As the armed conflict between Russia and Georgia over the breakaway regions of South Ossetia and Abkhazia escalates, Georgia is being forced to defend not only its borders but also its Web sites.
According to widespread reports, a number of Georgian government servers were hijacked last Thursday, just before Russia’s military intervention in the region, defacing several government Web sites and forcing others offline.
The most immediate damage was the closure of the central government site and the official Web site of Mikhail Saakashvili, the Georgian president; the takedown of the home page of the Ministry of Defense; and the defacement of the Ministry of Foreign Affairs site, which was replaced with images of Georgia's president as a Nazi, reports the Washington Post.
In a statement released on a temporary Web site hosted by Google, the Ministry of Foreign Affairs said: "A cyber-warfare campaign by Russia is seriously disrupting many Georgian Web sites, including that of the Ministry of Foreign Affairs."”
The barrage mirrors similar attacks on Estonian government sites last April -- which occurred after the widely publicized removal of a Soviet war memorial in the Estonian capital of Tallinn -- in which government, political, financial and media institutions were targeted.
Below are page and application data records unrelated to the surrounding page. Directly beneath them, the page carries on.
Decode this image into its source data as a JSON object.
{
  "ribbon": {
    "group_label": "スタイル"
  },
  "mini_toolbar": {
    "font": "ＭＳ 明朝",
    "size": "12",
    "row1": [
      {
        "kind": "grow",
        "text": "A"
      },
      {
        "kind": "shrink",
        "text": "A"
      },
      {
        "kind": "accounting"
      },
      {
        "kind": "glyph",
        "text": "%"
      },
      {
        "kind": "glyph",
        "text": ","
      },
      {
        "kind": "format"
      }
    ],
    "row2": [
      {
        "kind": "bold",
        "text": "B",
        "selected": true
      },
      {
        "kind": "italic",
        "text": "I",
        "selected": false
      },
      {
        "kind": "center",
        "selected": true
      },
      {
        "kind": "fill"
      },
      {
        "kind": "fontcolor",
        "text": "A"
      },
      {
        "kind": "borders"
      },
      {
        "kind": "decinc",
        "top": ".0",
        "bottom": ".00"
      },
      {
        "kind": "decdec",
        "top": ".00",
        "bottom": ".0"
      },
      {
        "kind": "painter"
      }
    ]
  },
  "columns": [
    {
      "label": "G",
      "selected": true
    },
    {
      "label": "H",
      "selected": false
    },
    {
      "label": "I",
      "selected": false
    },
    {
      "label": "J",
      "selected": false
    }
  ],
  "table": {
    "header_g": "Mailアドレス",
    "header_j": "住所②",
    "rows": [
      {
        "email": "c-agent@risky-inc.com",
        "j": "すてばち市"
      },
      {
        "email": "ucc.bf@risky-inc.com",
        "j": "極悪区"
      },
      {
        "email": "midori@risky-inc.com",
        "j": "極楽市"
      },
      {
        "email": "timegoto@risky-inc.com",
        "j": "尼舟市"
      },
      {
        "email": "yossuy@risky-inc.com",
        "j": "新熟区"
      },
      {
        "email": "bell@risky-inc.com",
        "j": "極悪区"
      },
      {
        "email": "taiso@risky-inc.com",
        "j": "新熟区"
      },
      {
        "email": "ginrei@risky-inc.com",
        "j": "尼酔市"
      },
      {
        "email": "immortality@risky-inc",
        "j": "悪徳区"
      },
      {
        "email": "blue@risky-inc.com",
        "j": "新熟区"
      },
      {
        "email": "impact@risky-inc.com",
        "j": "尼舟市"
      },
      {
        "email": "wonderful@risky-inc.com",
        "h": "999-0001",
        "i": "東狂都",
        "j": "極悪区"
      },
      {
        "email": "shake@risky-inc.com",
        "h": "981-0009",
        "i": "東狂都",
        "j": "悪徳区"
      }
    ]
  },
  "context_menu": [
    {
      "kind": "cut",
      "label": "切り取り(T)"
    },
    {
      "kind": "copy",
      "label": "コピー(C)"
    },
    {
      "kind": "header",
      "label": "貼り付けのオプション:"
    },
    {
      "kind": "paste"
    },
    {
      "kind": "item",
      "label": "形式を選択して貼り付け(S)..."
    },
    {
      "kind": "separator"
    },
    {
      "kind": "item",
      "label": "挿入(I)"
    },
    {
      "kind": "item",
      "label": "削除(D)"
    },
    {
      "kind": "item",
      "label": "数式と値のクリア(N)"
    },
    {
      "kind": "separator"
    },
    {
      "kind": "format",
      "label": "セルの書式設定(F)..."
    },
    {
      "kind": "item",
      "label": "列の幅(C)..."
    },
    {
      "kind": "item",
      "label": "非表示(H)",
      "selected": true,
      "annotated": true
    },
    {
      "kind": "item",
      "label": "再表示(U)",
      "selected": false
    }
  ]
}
Now as then, security experts are pointing fingers at the infamous hacker syndicate known as RBN, or the Russian Business Network.
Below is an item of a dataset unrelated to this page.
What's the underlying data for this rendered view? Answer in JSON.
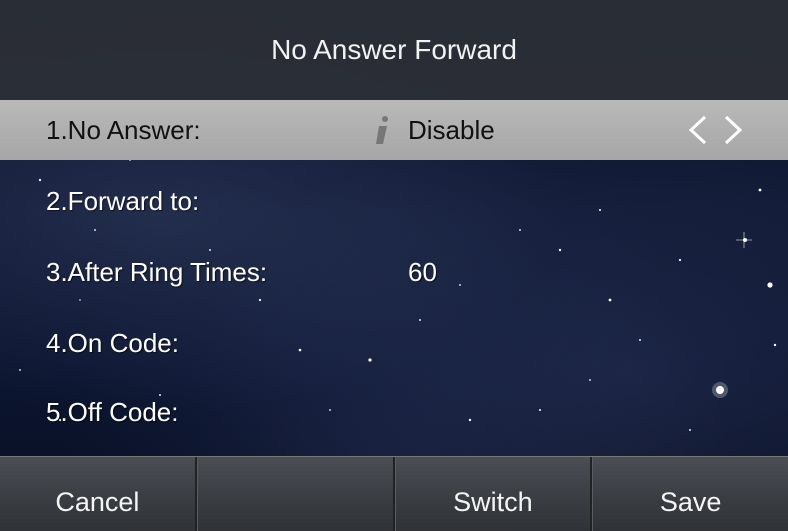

Long believed to be closely tied to elite elements in the Kremlin and the Russian Mafia, the RBN is believed to have been directly involved in or to have facilitated crimes ranging from child pornography and corporate blackmail to spam and identity theft, with revenues of upwards of nine figures, reports the Times of London. The RBN’s unscrupulousness earned it the moniker of “the baddest of the bad” from VeriSign, one of the world’s largest internet security companies.
Internet security expert Jart Armin, who runs a blog monitoring RBN activity, has published data on his site claiming that visitors to the Georgian sites had been re-routed through servers in Russia and Turkey that Armin said “are well known to be under the control of RBN and influenced by the Russian government,” according to the British newspaper The Telegraph.
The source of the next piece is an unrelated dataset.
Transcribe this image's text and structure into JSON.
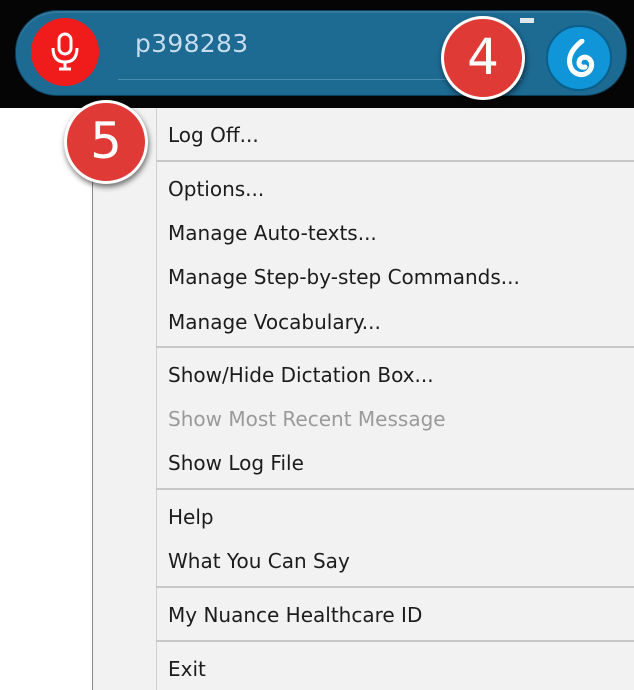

Armin also told the Telegraph that German administrators had intervened over the weekend, temporarily making the Georgian sites available through servers run by Deutsche Telekom. However, hours later the sites had once again been hijacked, this time to servers based in Moscow.
The attacks last year in Estonia triggered the creation of the NATO Cyber Defence Centre in Tallinn. According to the Baltic News Service, two specialists in information security from the Estonian Computer Emergency Response Team have already been sent this afternoon to Tblisi, Georgia.
Most recently, the web site of the president of Georgia, was moved to a U.S. hosting facility, reports the AP -- just after Polish President Lech Kaczynski, gave space on his official English-language Web site to President Saakashvili, after a request from Georgia. Kaczynski states on his site that "the Russian Federation is blocking Georgian Internet portals.